My favorite thing about living in Portland is the friendliness and acceptance of the community. Everytime I go downtown, I’m reminded of how nice and welcoming people can be, from the smiles and hellos on Trimet to food cart owners remembering my face and asking me about life. I also feel that people in Portland are very open-minded and accepting of whoever you are. Wear whatever you want and people will still treat you like it’s all casual. I should know this because my friends and I dressed up in sarees and went downtown for dinner to celebrate an Indian festival, and I didn’t feel I was being judged for it at all. The random art and things I find while walking around Portland never fail to fascinate me and put a smile on my face.
Do you have a job on campus? If so, how do you fit work into your schedule?
I was a resident advisor for a year, and that was a little different from the usual campus job because I was never really “off duty,” so fitting it into my schedule had a whole different meaning. Being a resident advisor was a great learning opportunity that involved interacting with very diverse and different students and being able to form connections with them by helping them navigate life on campus. As my job was so closely tied to where I lived and things could come up at any moment, my strategy for fitting it into my schedule was to be flexible with my plans. I would schedule things into my calendar whenever possible and as early as possible so that it was mostly clear when I was available and when I wasn’t. I also tried to not have plans that were so concrete that I could not work around them so that if I had to deal with an emergency like a sick resident on a Sunday night, I would be able to give it my full attention without having to worry about other things like homework. This flexibility has allowed me to calmly be present in the situation I am in and handle it as necessary without having my academics pay a price.
What advice do you have for prospective students?
Don’t be afraid to take opportunities and risks. Also, don’t hesitate to ask for help. There are always people who can help you and you don’t need to go through it alone if you don’t want to.
How has Lewis & Clark changed you?

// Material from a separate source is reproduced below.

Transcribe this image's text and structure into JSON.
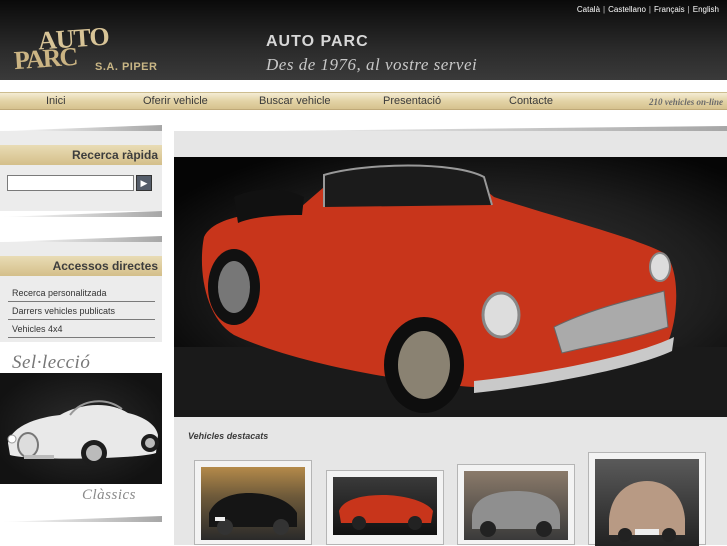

Lewis & Clark College has given me a lot of options to learn more about myself and the things I’m interested in. It has pushed me to try things I never thought I would, like learning to design lights for a show, creating a Bollywood Club, doing psychological research, and breaking a wooden board in my self-defense class. It has also taught me to be more open to ideas and opinions different from mine and how to manage difficult conversations as an RA. I’ve also learned how to navigate labels and identities and better understand what they mean. Overall, I’ve grown into a much more independent, strong, and inquisitive individual.